Then for the ordinary practitioners, Buddha manifests in Nirmanakaya form, the emanation body. Through these different manifestation states, he teaches all the teachings which completely describe samsara and enlightenment. For these reasons, we take refuge in the Buddha.

To attain Buddhahood ourselves, we need to study and practice all the Buddha’s teachings in order to dispel our confusion and free ourselves from suffering. Therefore, we take refuge in the precious Dharma.

In order to study and practice, we need a guide or exemplar. A great, clear example is to be found in the Sangha, the great bodhisattvas, as well as the Hearer and Solitary Realizer Arhats, who are advanced in their study and realization of the teachings and who have indivisible confidence in the Buddha and Dharma. Therefore, we take refuge in the Sangha.

By taking refuge in the Buddha, Dharma, and Sangha, we begin to follow the path of purification of different types of obscurations and of gathering the two accumulations of merit and wisdom. This is called “path refuge.” By following the path indefatigably, persistently, with full confidence and devotion, one actualizes the result—the complete, unsurpassable enlightenment, which is called Dharmakaya.

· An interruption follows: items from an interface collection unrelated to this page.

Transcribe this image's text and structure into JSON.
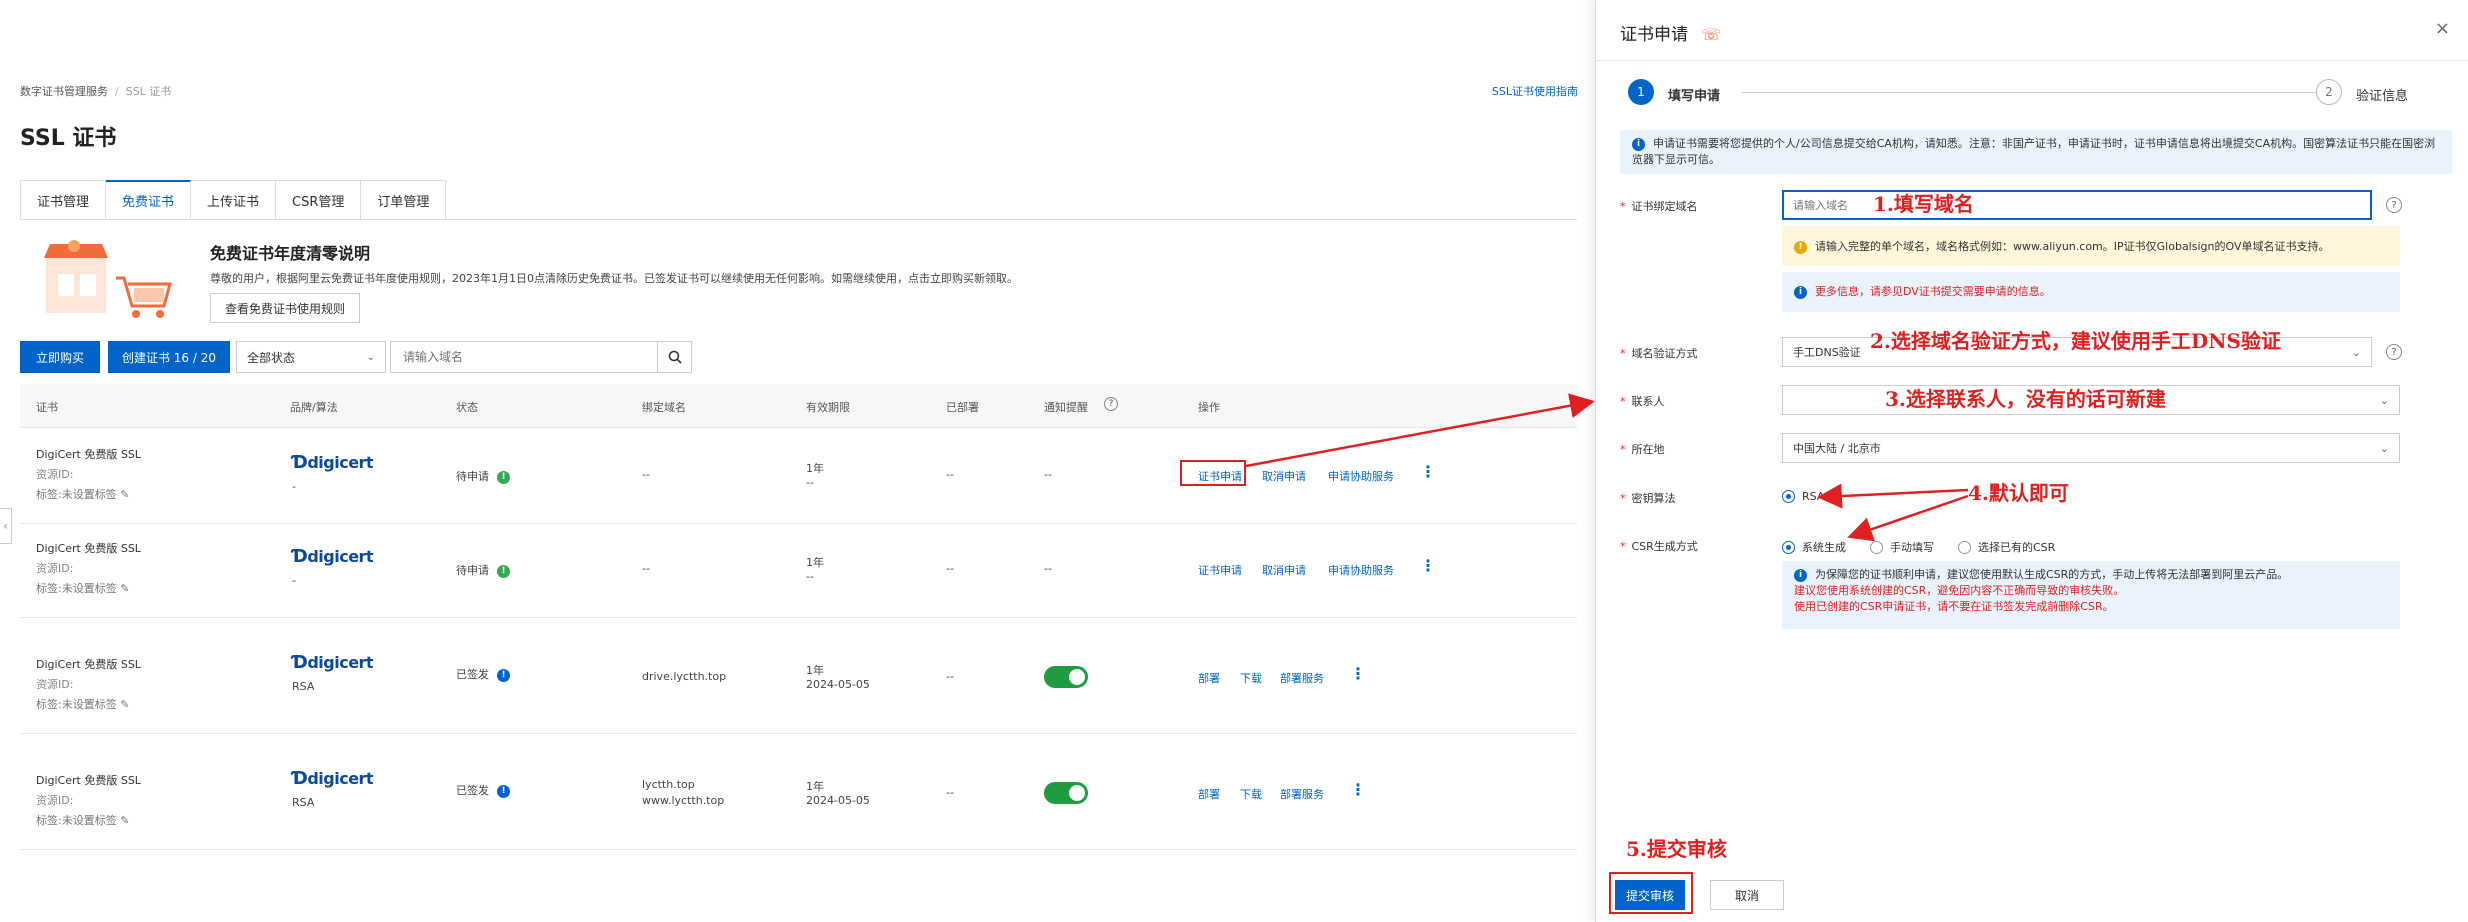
{
  "breadcrumb": {
    "parent": "数字证书管理服务",
    "separator": "/",
    "current": "SSL 证书"
  },
  "guide_link": "SSL证书使用指南",
  "page_title": "SSL 证书",
  "tabs": [
    {
      "label": "证书管理",
      "active": false
    },
    {
      "label": "免费证书",
      "active": true
    },
    {
      "label": "上传证书",
      "active": false
    },
    {
      "label": "CSR管理",
      "active": false
    },
    {
      "label": "订单管理",
      "active": false
    }
  ],
  "notice": {
    "title": "免费证书年度清零说明",
    "text": "尊敬的用户，根据阿里云免费证书年度使用规则，2023年1月1日0点清除历史免费证书。已签发证书可以继续使用无任何影响。如需继续使用，点击立即购买新领取。",
    "button": "查看免费证书使用规则"
  },
  "toolbar": {
    "buy": "立即购买",
    "create": "创建证书 16 / 20",
    "status_select": "全部状态",
    "search_placeholder": "请输入域名"
  },
  "table": {
    "headers": [
      "证书",
      "品牌/算法",
      "状态",
      "绑定域名",
      "有效期限",
      "已部署",
      "通知提醒",
      "操作"
    ],
    "rows": [
      {
        "name": "DigiCert 免费版 SSL",
        "id": "资源ID:",
        "tag": "标签:未设置标签",
        "brand": "digicert",
        "algo": "-",
        "status": "待申请",
        "status_icon": "!",
        "domain": "--",
        "validity": "1年",
        "validity2": "--",
        "deployed": "--",
        "notify": "--",
        "notify_toggle": false,
        "actions": [
          "证书申请",
          "取消申请",
          "申请协助服务"
        ]
      },
      {
        "name": "DigiCert 免费版 SSL",
        "id": "资源ID:",
        "tag": "标签:未设置标签",
        "brand": "digicert",
        "algo": "-",
        "status": "待申请",
        "status_icon": "!",
        "domain": "--",
        "validity": "1年",
        "validity2": "--",
        "deployed": "--",
        "notify": "--",
        "notify_toggle": false,
        "actions": [
          "证书申请",
          "取消申请",
          "申请协助服务"
        ]
      },
      {
        "name": "DigiCert 免费版 SSL",
        "id": "资源ID:",
        "tag": "标签:未设置标签",
        "brand": "digicert",
        "algo": "RSA",
        "status": "已签发",
        "status_icon": "!",
        "domain": "drive.lyctth.top",
        "domain2": "",
        "validity": "1年",
        "validity2": "2024-05-05",
        "deployed": "--",
        "notify": "",
        "notify_toggle": true,
        "actions": [
          "部署",
          "下载",
          "部署服务"
        ]
      },
      {
        "name": "DigiCert 免费版 SSL",
        "id": "资源ID:",
        "tag": "标签:未设置标签",
        "brand": "digicert",
        "algo": "RSA",
        "status": "已签发",
        "status_icon": "!",
        "domain": "lyctth.top",
        "domain2": "www.lyctth.top",
        "validity": "1年",
        "validity2": "2024-05-05",
        "deployed": "--",
        "notify": "",
        "notify_toggle": true,
        "actions": [
          "部署",
          "下载",
          "部署服务"
        ]
      }
    ]
  },
  "drawer": {
    "title": "证书申请",
    "steps": [
      {
        "num": "1",
        "label": "填写申请",
        "active": true
      },
      {
        "num": "2",
        "label": "验证信息",
        "active": false
      }
    ],
    "info": "申请证书需要将您提供的个人/公司信息提交给CA机构，请知悉。注意：非国产证书，申请证书时，证书申请信息将出境提交CA机构。国密算法证书只能在国密浏览器下显示可信。",
    "fields": {
      "domain_label": "证书绑定域名",
      "domain_placeholder": "请输入域名",
      "domain_tip": "请输入完整的单个域名，域名格式例如：www.aliyun.com。IP证书仅Globalsign的OV单域名证书支持。",
      "domain_more_prefix": "更多信息，",
      "domain_more_link": "请参见DV证书提交需要申请的信息。",
      "verify_label": "域名验证方式",
      "verify_value": "手工DNS验证",
      "contact_label": "联系人",
      "contact_value": "",
      "location_label": "所在地",
      "location_value": "中国大陆 / 北京市",
      "algo_label": "密钥算法",
      "algo_value": "RSA",
      "csr_label": "CSR生成方式",
      "csr_options": [
        "系统生成",
        "手动填写",
        "选择已有的CSR"
      ],
      "csr_info": "为保障您的证书顺利申请，建议您使用默认生成CSR的方式，手动上传将无法部署到阿里云产品。",
      "csr_warn1": "建议您使用系统创建的CSR，避免因内容不正确而导致的审核失败。",
      "csr_warn2": "使用已创建的CSR申请证书，请不要在证书签发完成前删除CSR。"
    },
    "submit": "提交审核",
    "cancel": "取消",
    "close": "×"
  },
  "annotations": {
    "a1": "1.填写域名",
    "a2": "2.选择域名验证方式，建议使用手工DNS验证",
    "a3": "3.选择联系人，没有的话可新建",
    "a4": "4.默认即可",
    "a5": "5.提交审核"
  },
  "colors": {
    "primary": "#0064c8",
    "annotation": "#e02020",
    "success": "#35a853",
    "toggle": "#1f9c3f"
  }
}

Dharmakaya is the designation of the Buddha that embodies the complete Dharma teachings and is the perfection state of the Sangha. This is called “fruition refuge.”

Therefore, refuge embodies all the teachings. Don’t consider it to be just a preliminary practice and not the main practice. It is most important as the first step toward entering the gate of enlightenment, and it is important at the middle and at the completion.

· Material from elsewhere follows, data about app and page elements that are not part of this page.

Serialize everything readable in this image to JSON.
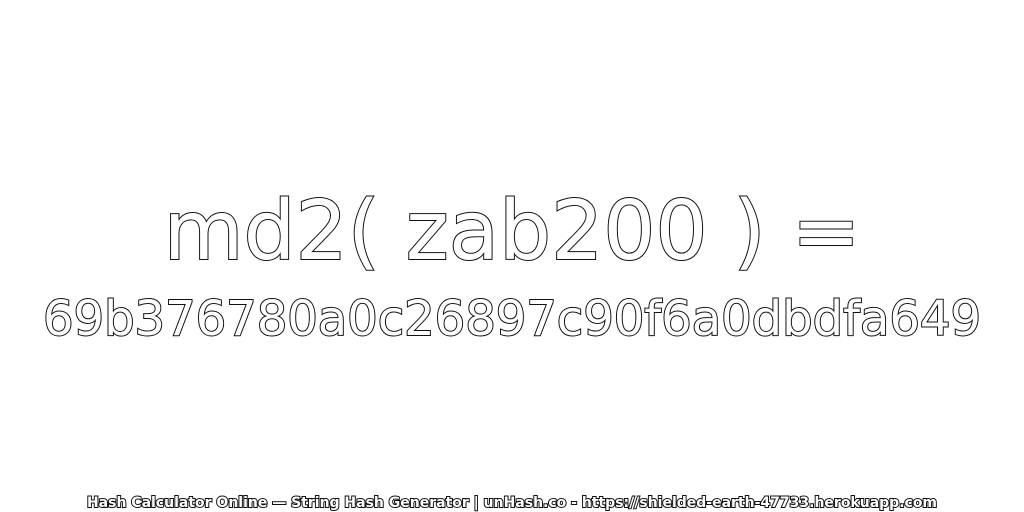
{
  "main": {
    "expression": "md2( zab200 ) =",
    "hash": "69b376780a0c26897c90f6a0dbdfa649"
  },
  "footer": {
    "text": "Hash Calculator Online — String Hash Generator | unHash.co - https://shielded-earth-47733.herokuapp.com"
  }
}
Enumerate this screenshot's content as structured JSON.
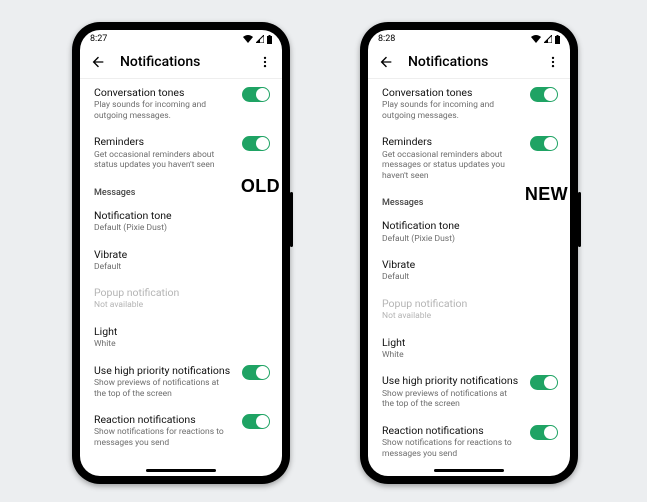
{
  "phones": [
    {
      "badge": "OLD",
      "statusbar": {
        "time": "8:27"
      },
      "appbar": {
        "title": "Notifications"
      },
      "settings": {
        "conversation_tones": {
          "title": "Conversation tones",
          "sub": "Play sounds for incoming and outgoing messages.",
          "on": true
        },
        "reminders": {
          "title": "Reminders",
          "sub": "Get occasional reminders about status updates you haven't seen",
          "on": true
        },
        "section_messages": "Messages",
        "notification_tone": {
          "title": "Notification tone",
          "sub": "Default (Pixie Dust)"
        },
        "vibrate": {
          "title": "Vibrate",
          "sub": "Default"
        },
        "popup": {
          "title": "Popup notification",
          "sub": "Not available"
        },
        "light": {
          "title": "Light",
          "sub": "White"
        },
        "high_priority": {
          "title": "Use high priority notifications",
          "sub": "Show previews of notifications at the top of the screen",
          "on": true
        },
        "reaction": {
          "title": "Reaction notifications",
          "sub": "Show notifications for reactions to messages you send",
          "on": true
        }
      }
    },
    {
      "badge": "NEW",
      "statusbar": {
        "time": "8:28"
      },
      "appbar": {
        "title": "Notifications"
      },
      "settings": {
        "conversation_tones": {
          "title": "Conversation tones",
          "sub": "Play sounds for incoming and outgoing messages.",
          "on": true
        },
        "reminders": {
          "title": "Reminders",
          "sub": "Get occasional reminders about messages or status updates you haven't seen",
          "on": true
        },
        "section_messages": "Messages",
        "notification_tone": {
          "title": "Notification tone",
          "sub": "Default (Pixie Dust)"
        },
        "vibrate": {
          "title": "Vibrate",
          "sub": "Default"
        },
        "popup": {
          "title": "Popup notification",
          "sub": "Not available"
        },
        "light": {
          "title": "Light",
          "sub": "White"
        },
        "high_priority": {
          "title": "Use high priority notifications",
          "sub": "Show previews of notifications at the top of the screen",
          "on": true
        },
        "reaction": {
          "title": "Reaction notifications",
          "sub": "Show notifications for reactions to messages you send",
          "on": true
        }
      }
    }
  ]
}
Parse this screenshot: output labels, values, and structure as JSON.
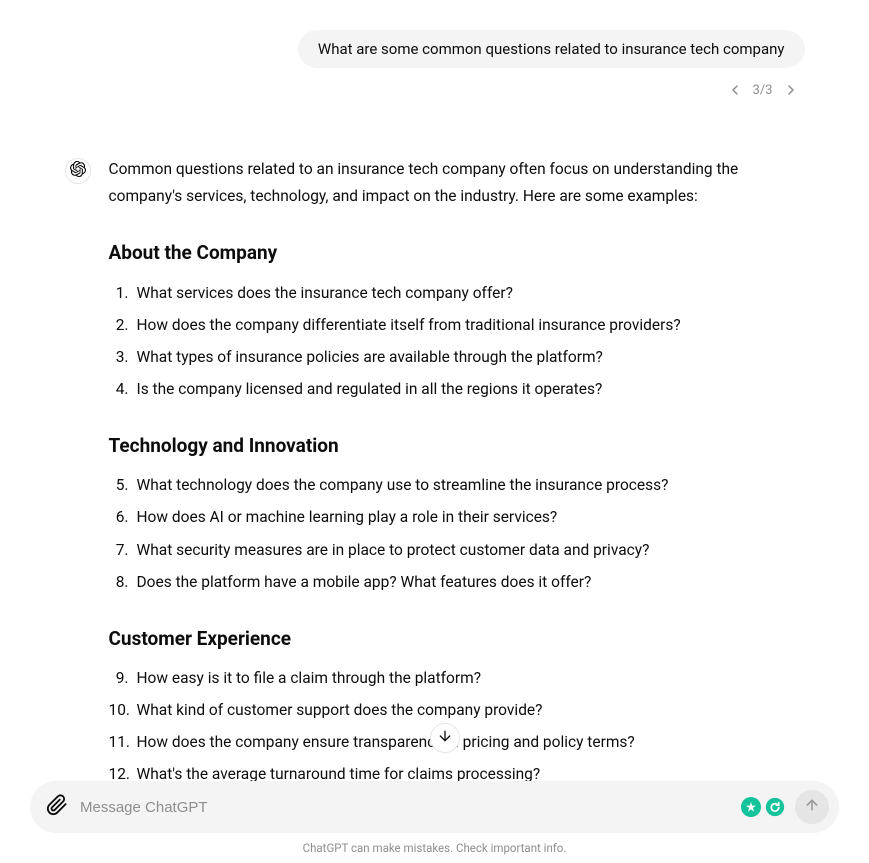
{
  "user_message": "What are some common questions related to insurance tech company",
  "pagination": {
    "current": 3,
    "total": 3,
    "label": "3/3"
  },
  "assistant": {
    "intro": "Common questions related to an insurance tech company often focus on understanding the company's services, technology, and impact on the industry. Here are some examples:",
    "sections": [
      {
        "heading": "About the Company",
        "start": 1,
        "items": [
          "What services does the insurance tech company offer?",
          "How does the company differentiate itself from traditional insurance providers?",
          "What types of insurance policies are available through the platform?",
          "Is the company licensed and regulated in all the regions it operates?"
        ]
      },
      {
        "heading": "Technology and Innovation",
        "start": 5,
        "items": [
          "What technology does the company use to streamline the insurance process?",
          "How does AI or machine learning play a role in their services?",
          "What security measures are in place to protect customer data and privacy?",
          "Does the platform have a mobile app? What features does it offer?"
        ]
      },
      {
        "heading": "Customer Experience",
        "start": 9,
        "items": [
          "How easy is it to file a claim through the platform?",
          "What kind of customer support does the company provide?",
          "How does the company ensure transparency in pricing and policy terms?",
          "What's the average turnaround time for claims processing?"
        ]
      }
    ]
  },
  "composer": {
    "placeholder": "Message ChatGPT"
  },
  "disclaimer": "ChatGPT can make mistakes. Check important info."
}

Since this refuge path is the means to dispel our confusion about the cause of suffering and the method for actualizing the excellent qualities of Buddha, Dharma, and Sangha, it is the way to achieve joy, peace, and happiness. This is why it is called the “joyous” path of refuge.

Always practice refuge with joy and a feeling of being fortunate. Sacrifice by enduring some small suffering in order to become free of all sufferings.


Precepts are also called vows or moral ethics, which is the same as discipline.

Generally speaking, in order to attain Buddhahood one must purify all the obscurations and abstain from the non-virtuous deeds.

Historically, there has never been a Buddha who has not sacrificed these obscurations and perfected all the wisdom qualities.

Because of that, there are so many different levels of precepts with many different numbers of vows. These precepts are designed as a special vehicle for abstention from non-virtuous deeds, for keeping one’s body, speech, and mind in accord with the harmonious state and virtuous deeds.

As such, precepts are an important foundation for the development of our meditative concentration and the actualization of insight. They are the foundation of all spiritual growth, the true cause of rebirth in the next life with a precious human existence.

Some people think that moral ethics and discipline are unnecessary when practicing highest yoga tantra and view (emptiness); they think precepts are designed for lesser practitioners, not for the advanced. This may be going too far.

On the contrary, those who are more realized in the subtle meaning of Dharma conduct themselves even more sensitively and genuinely, setting a greater example for the followers. Taking precepts and keeping them is a 24-hour practice.

It is a real test for Dharma practitioners to sustain their discipline every moment for the rest of their lives. Utilizing all our energy in virtuous channels this way is a very important method of training the body, speech, and mind.

So, it would be good for every Dharma practitioner to at least take the five precepts, train well and think more seriously about becoming a monk or nun.

Rather than feeling like you’ve been put in prison, take the precepts as ornaments. For those who keep them well, the precepts can become a source of peace and joy, and are a special way of practicing purification. As purification increases, the afflicting emotions lessen, creating a greater chance to actualize the nature of mind, the Mahamudra.

Source: Gampopa, Dharma Lord. The Jewel Ornament of Liberation: The Wish-fulfilling Gem of the Noble Teachings. Translated by Khenpo Konchog Gyaltsen Rinpoche. Edited by Ani K. Trinlay Chodron. Boulder, Colorado: Snow Lion, 1998.